▶ [WHAT NEEDS TO BE DONE] The result should be the listing below restated word for word, with images left out.

▶ [RECORDS PROVIDED]
= Beginning of Section =
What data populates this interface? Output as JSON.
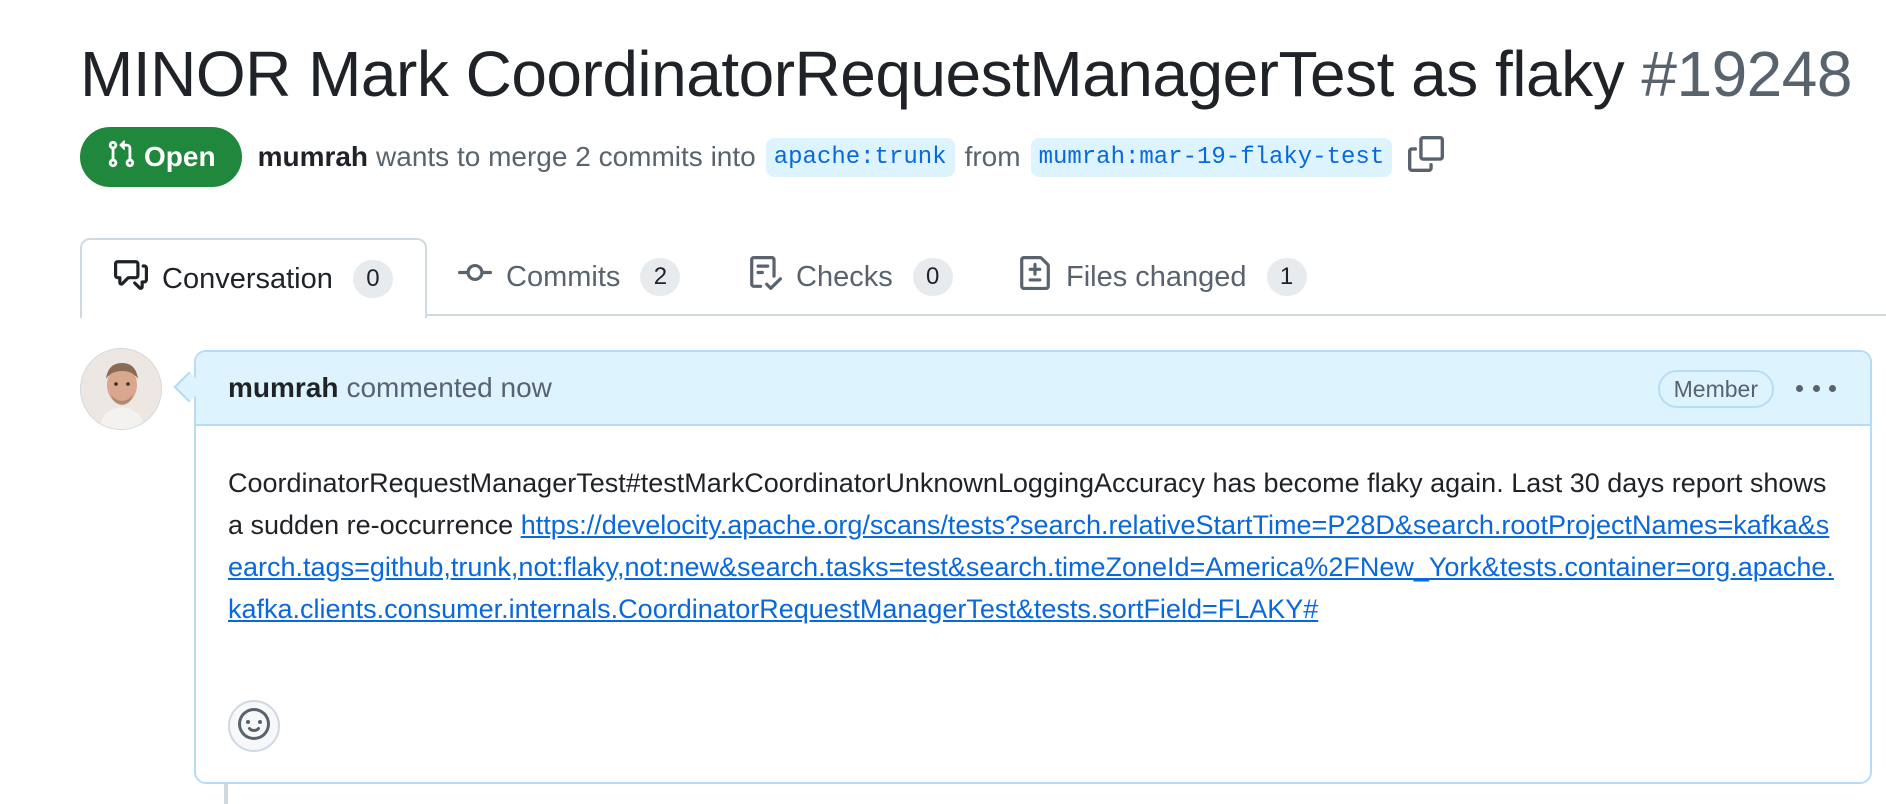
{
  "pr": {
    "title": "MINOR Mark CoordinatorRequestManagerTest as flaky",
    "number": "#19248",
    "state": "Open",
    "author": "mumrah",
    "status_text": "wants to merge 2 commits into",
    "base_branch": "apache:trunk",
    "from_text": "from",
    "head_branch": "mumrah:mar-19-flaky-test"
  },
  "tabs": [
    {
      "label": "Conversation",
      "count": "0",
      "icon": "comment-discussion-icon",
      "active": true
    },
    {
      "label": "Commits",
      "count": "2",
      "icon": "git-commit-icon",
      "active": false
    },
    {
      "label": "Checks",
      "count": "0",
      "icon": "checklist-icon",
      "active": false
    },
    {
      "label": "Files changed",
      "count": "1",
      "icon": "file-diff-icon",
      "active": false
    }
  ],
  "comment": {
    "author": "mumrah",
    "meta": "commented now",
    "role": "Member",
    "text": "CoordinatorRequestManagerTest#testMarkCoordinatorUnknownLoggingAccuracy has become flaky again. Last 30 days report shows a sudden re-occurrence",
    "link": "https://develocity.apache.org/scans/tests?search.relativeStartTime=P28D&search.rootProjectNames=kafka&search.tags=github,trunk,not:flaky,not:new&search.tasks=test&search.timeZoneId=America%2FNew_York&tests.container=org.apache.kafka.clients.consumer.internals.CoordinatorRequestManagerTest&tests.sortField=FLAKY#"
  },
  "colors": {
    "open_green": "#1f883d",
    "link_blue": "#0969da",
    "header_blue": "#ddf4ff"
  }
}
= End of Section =
▶ [EXERCISE RESULT]
What data populates this interface? Output as JSON.
{
  "pr": {
    "title": "MINOR Mark CoordinatorRequestManagerTest as flaky",
    "number": "#19248",
    "state": "Open",
    "author": "mumrah",
    "status_text": "wants to merge 2 commits into",
    "base_branch": "apache:trunk",
    "from_text": "from",
    "head_branch": "mumrah:mar-19-flaky-test"
  },
  "tabs": [
    {
      "label": "Conversation",
      "count": "0",
      "icon": "comment-discussion-icon",
      "active": true
    },
    {
      "label": "Commits",
      "count": "2",
      "icon": "git-commit-icon",
      "active": false
    },
    {
      "label": "Checks",
      "count": "0",
      "icon": "checklist-icon",
      "active": false
    },
    {
      "label": "Files changed",
      "count": "1",
      "icon": "file-diff-icon",
      "active": false
    }
  ],
  "comment": {
    "author": "mumrah",
    "meta": "commented now",
    "role": "Member",
    "text": "CoordinatorRequestManagerTest#testMarkCoordinatorUnknownLoggingAccuracy has become flaky again. Last 30 days report shows a sudden re-occurrence",
    "link": "https://develocity.apache.org/scans/tests?search.relativeStartTime=P28D&search.rootProjectNames=kafka&search.tags=github,trunk,not:flaky,not:new&search.tasks=test&search.timeZoneId=America%2FNew_York&tests.container=org.apache.kafka.clients.consumer.internals.CoordinatorRequestManagerTest&tests.sortField=FLAKY#"
  },
  "colors": {
    "open_green": "#1f883d",
    "link_blue": "#0969da",
    "header_blue": "#ddf4ff"
  }
}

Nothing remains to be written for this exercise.